The Starship Enterprise is now three years into its five-year mission, and Captain James T. Kirk (Chris Pine) is getting cabin fever. "Things are feeling a little episodic," he laments to Dr. "Bones" McCoy (Karl Urban) over a glass of purloined alien sherry as he reflects on how he's now one year older than the age at which his father, an esteemed Starfleet officer, was killed in action. It's all too heavy for this restless maverick, and so Kirk privately decides it's time to step away from the Enterprise and leave Spock (Zachary Quinto) to command the crew: Uhura (Zoe Saldana), Scotty (Simon Pegg), Sulu (John Cho), Chekov (Anton Yelchin), and all of the other ensigns of Starfleet. He wants to have a talk with Spock right after the ship refreshes its provisions at the space station of Yorktown, but a distress call from an alien ship marooned on a hostile planet interrupts his plans.
The Enterprise must travel through a signal-jamming nebula to rescue that lost crew, and it's there that the vulnerable ship is attacked by a swarm of kamikaze drones that punch holes in its hull and send it plummeting to the planet below. The assault is the work of Krall (Idris Elba), a swollen-headed reptile in search of a weapon stashed onboard the Enterprise. Now, the crew must escape from his clutches with the help of native Jaylah (Sofia Boutella), a white-haired alien whose facial markings suggest Darth Maul working a second career at Sephora.
Star Trek Beyond director Justin Lin also helmed four of the seven (thus far) Fast and the Furious films, and this equally, needlessly frenetic picture could be retitled "Fast and Furious and Loud and Expensive." Siphoning out the fistfights and exploding spaceships from its two-hour running time would leave about 30 minutes of plot, a sign that this story is essentially an overcomplicated TV episode rather than a movie. The clumsy alien makeup looks more suited for the small screen anyway, and the CGI creatures seem strangely puffy, as if they were inflated like a water balloon. The performances are acceptable, with Zachary Quinto's subtle take on Spock well at the head of the pack, but all of the charismatic menace that Idris Elba demonstrated as the heavy in Beasts of No Nation has disappeared underneath makeup that makes his head look like a budding cactus. Why hire such a compelling actor for this role if all he's going to do is glower and sulk under latex?

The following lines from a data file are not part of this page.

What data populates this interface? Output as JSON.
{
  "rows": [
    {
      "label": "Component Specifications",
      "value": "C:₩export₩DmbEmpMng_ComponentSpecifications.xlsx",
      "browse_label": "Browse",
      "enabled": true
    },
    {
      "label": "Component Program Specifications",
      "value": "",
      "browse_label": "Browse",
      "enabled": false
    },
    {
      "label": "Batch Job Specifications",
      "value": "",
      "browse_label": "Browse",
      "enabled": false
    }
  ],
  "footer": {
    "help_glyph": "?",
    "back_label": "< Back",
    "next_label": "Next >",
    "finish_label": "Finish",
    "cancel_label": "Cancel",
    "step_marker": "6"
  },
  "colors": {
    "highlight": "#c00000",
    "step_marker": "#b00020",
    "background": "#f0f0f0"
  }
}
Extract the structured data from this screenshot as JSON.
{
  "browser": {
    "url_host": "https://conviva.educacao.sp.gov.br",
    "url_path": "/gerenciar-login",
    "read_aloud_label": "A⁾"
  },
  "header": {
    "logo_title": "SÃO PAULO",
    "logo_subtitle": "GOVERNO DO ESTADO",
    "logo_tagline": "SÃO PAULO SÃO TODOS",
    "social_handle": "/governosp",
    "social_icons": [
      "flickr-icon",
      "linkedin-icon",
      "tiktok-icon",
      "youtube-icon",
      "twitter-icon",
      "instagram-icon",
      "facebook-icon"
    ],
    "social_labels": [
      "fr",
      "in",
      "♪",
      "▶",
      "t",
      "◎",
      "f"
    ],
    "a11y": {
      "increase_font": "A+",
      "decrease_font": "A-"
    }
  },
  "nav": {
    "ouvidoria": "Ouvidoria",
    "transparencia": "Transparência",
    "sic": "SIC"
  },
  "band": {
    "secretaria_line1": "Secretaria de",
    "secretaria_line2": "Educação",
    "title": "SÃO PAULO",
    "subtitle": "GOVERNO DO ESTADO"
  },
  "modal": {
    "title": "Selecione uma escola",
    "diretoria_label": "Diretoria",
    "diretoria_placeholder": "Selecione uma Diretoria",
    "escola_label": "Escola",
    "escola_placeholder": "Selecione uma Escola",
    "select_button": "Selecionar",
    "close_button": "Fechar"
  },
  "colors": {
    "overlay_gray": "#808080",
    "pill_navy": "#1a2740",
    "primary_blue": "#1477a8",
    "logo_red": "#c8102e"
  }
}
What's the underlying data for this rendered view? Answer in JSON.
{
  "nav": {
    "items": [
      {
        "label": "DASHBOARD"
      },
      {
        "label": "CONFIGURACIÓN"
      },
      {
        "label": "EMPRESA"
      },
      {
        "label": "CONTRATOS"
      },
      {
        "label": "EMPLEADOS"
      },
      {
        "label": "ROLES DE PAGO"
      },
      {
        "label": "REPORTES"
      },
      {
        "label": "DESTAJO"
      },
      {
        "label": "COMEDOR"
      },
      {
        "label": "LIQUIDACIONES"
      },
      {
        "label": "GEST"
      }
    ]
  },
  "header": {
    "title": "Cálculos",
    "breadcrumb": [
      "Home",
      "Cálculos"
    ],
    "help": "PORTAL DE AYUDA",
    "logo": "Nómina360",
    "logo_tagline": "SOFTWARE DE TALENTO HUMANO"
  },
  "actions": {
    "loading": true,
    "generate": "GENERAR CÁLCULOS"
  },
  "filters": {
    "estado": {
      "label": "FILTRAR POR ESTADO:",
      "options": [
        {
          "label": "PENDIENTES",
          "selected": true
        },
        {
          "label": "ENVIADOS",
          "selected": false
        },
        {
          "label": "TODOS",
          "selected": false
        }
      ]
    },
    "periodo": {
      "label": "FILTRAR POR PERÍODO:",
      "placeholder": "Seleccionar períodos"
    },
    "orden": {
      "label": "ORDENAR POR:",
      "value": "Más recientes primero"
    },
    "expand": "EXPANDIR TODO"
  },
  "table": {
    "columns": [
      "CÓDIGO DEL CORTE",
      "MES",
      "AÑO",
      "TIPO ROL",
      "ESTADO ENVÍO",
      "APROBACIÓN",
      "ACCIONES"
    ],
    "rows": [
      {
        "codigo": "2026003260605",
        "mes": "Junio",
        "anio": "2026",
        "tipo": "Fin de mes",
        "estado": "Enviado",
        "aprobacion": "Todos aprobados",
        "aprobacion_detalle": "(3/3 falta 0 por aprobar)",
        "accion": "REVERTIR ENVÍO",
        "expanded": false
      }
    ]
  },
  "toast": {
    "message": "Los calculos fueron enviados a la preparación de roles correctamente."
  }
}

When the original Star Trek TV series premiered in 1966, Hollywood was on the verge of collapsing under the weight of bloated, overbudgeted spectacles like Doctor Dolittle and Hello, Dolly! It took a younger generation of directors to cut through the grease and create American New Wave masterpieces like Bonnie and Clyde and The Godfather, because the studios couldn't imagine moviemaking being done any other way. Nowadays, U.S. cinema is in the second decade of an absurd glut of superhero flicks, space operas, and recycled -- excuse me, "rebooted" -- franchises, cranked out due to the fact that they consistently make money. Star Trek Beyond's exorbitant budget is being bankrolled in part by Chinese investors Alibaba Pictures and Huahua Film & Media Culture, and one can't help but wonder if the character development, social commentary, and philosophical discussions that made this series the subject of intense fandom were intentionally sacrificed so Kirk & co. would be more palatable to foreign audiences. Star Trek has typically been about the excitement of what's to come, but if this is the future of American movies, who needs it?